Directed by Jeff Ferrell
Starring Brian Sutherland, Lisa Coronado, Dennis Kleinsmith, Russell Hodgkinson, Ramona Freeborn
Brain Damage (DVD) (US R0 NTSC) / WS (2.35:1) (16:9) / DD 2.0
The old chestnut of an unsuspecting guy lured into spending the night in a haunted house has been around for well over a century, inspiring more than a few vintage ghost stories like Edward Bulwer-Lytton's "The Haunted And The Haunters" and such films as Castle of Blood, House on Haunted Hill, and The Woman in Black. The formula gets a slight tweak in the 2013 low budget indie Ghostlight, which transposes the action to a haunted theater and proves there's some life in the creepy scenario yet.
Exactly eighty years after a famous bloodbath at the site, Andrew (Sutherland) wins a radio contest to earn $50,000 if he spends the whole night inside its cursed walls -- where more than a few people died mysteriously in the interim in circumstances echoing the deadly triangle from the original deaths. Plagued by nightmares in which she tries to sing onstage and collapses into a bloody mess, his wife Mira (Coronado) has reservations about the offer made to her skeptic husband; naturally he accepts and finds himself stuck in a nightmare involving early Hollywood filmmaking and forces from beyond the grave with a few scores to settle, not to mention his own deceased daughter whose presence only becomes clear after a few twists and turns. .
Stylishly shot with a thankful avoidance of the CGI crutch that's destroyed more than a few modern spooky films, Ghostlight doesn't try to break new ground in the genre but delivers its share of atmospheric chills once our hero gets down to business inside the theater of death. The style is strong enough that it's tempting to wish they'd shot this on film rather than digital video, as much darker, inky blacks could have turned this into a truly unnerving experience. As it stands though, this is a few notches above your average homegrown supernatural film.
The DVD edition from Brain Damage does a solid job of handling the film, which appears to be accurately transferred as intended; the two-channel stereo mix also does a fine job with the jump scares, of which there are a welcome amount in the third act. (The music score is really good, too.) The first extra is a lively audio commentary with Sutherland and writer/director Jeff Ferrell, who also appears in a menacing supporting role in the film. Along with covering the production issues with the real theater in which this was shot, they also clarify a few story points that might fly by unnoticed on a first viewing. The lengthy "Sleepless: The Making of Ghostlight" runs almost as long as the main feature at 74 minutes and covers the production in great depth, with the actors and director seen both at work and chatting on camera. As you'd probably expect, they also imply that the real theater is haunted, too, though fortunately everyone survived to get the project completed.
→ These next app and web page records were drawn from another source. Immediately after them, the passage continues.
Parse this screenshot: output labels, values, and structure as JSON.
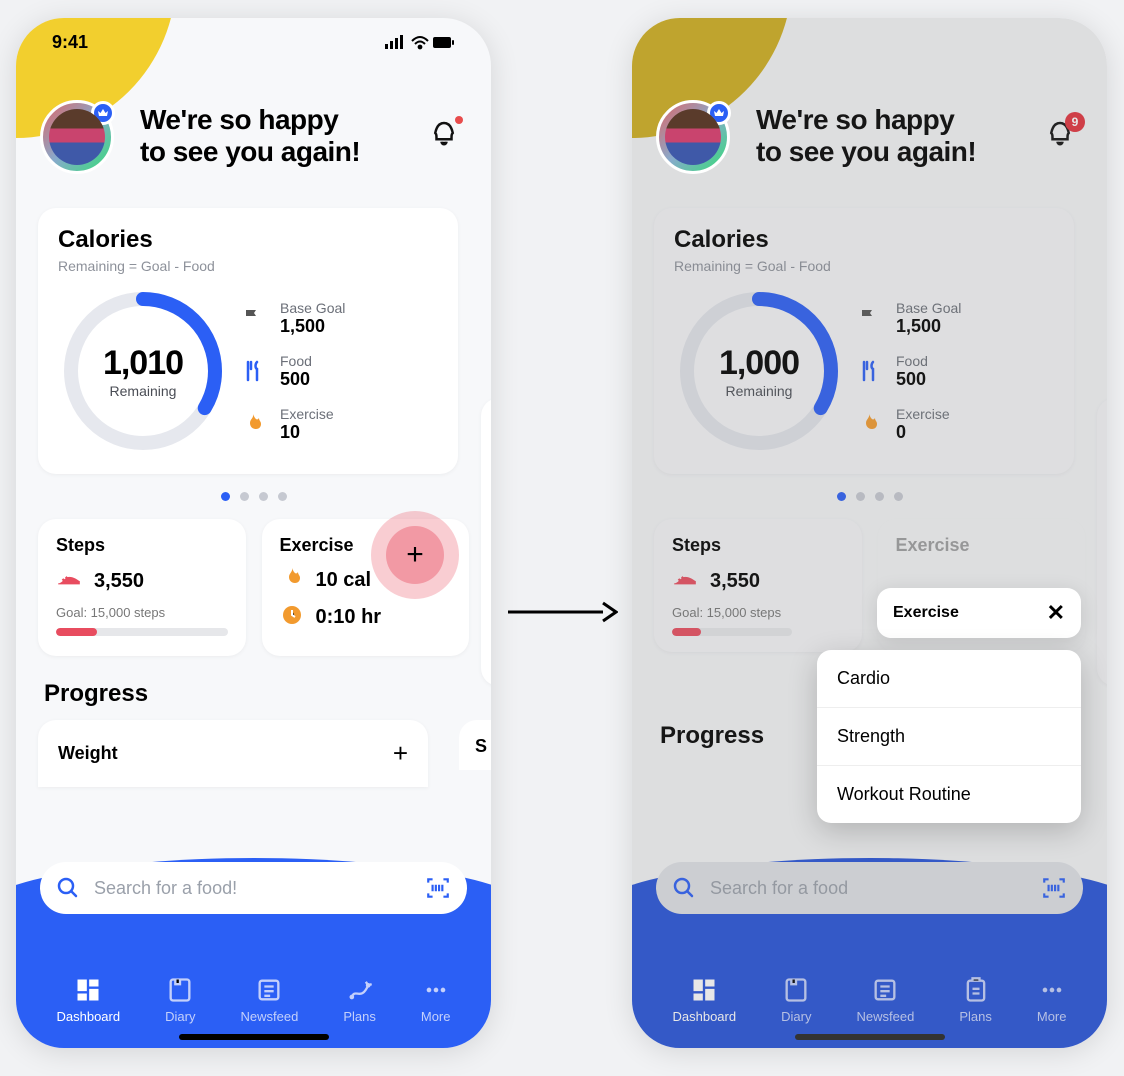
{
  "status_bar": {
    "time": "9:41"
  },
  "greeting": {
    "line1": "We're so happy",
    "line2": "to see you again!"
  },
  "notification_badge_right": "9",
  "calories": {
    "title": "Calories",
    "subtitle": "Remaining = Goal - Food",
    "remaining_left": "1,010",
    "remaining_right": "1,000",
    "remaining_label": "Remaining",
    "metrics": {
      "base_goal": {
        "label": "Base Goal",
        "value": "1,500"
      },
      "food": {
        "label": "Food",
        "value": "500"
      },
      "exercise_left": {
        "label": "Exercise",
        "value": "10"
      },
      "exercise_right": {
        "label": "Exercise",
        "value": "0"
      }
    }
  },
  "steps": {
    "title": "Steps",
    "value": "3,550",
    "goal": "Goal: 15,000 steps"
  },
  "exercise_card": {
    "title": "Exercise",
    "cal": "10 cal",
    "time": "0:10 hr"
  },
  "section_progress": "Progress",
  "weight_card": {
    "title": "Weight",
    "peek": "S"
  },
  "search": {
    "placeholder_left": "Search for a food!",
    "placeholder_right": "Search for a food"
  },
  "tabs": {
    "dashboard": "Dashboard",
    "diary": "Diary",
    "newsfeed": "Newsfeed",
    "plans": "Plans",
    "more": "More"
  },
  "popup": {
    "header": "Exercise",
    "items": {
      "cardio": "Cardio",
      "strength": "Strength",
      "routine": "Workout Routine"
    }
  },
  "colors": {
    "accent": "#2b5ff5",
    "flame": "#f29a2e",
    "pink": "#e84c5f"
  }
}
Finally, "Morella" (9 minutes) offers an earlier look at Ferrell's handiwork via an evocative Edgar Allan Poe adaptation with a pair of the same cast members from the main feature. Worth a look on a dark, stormy night.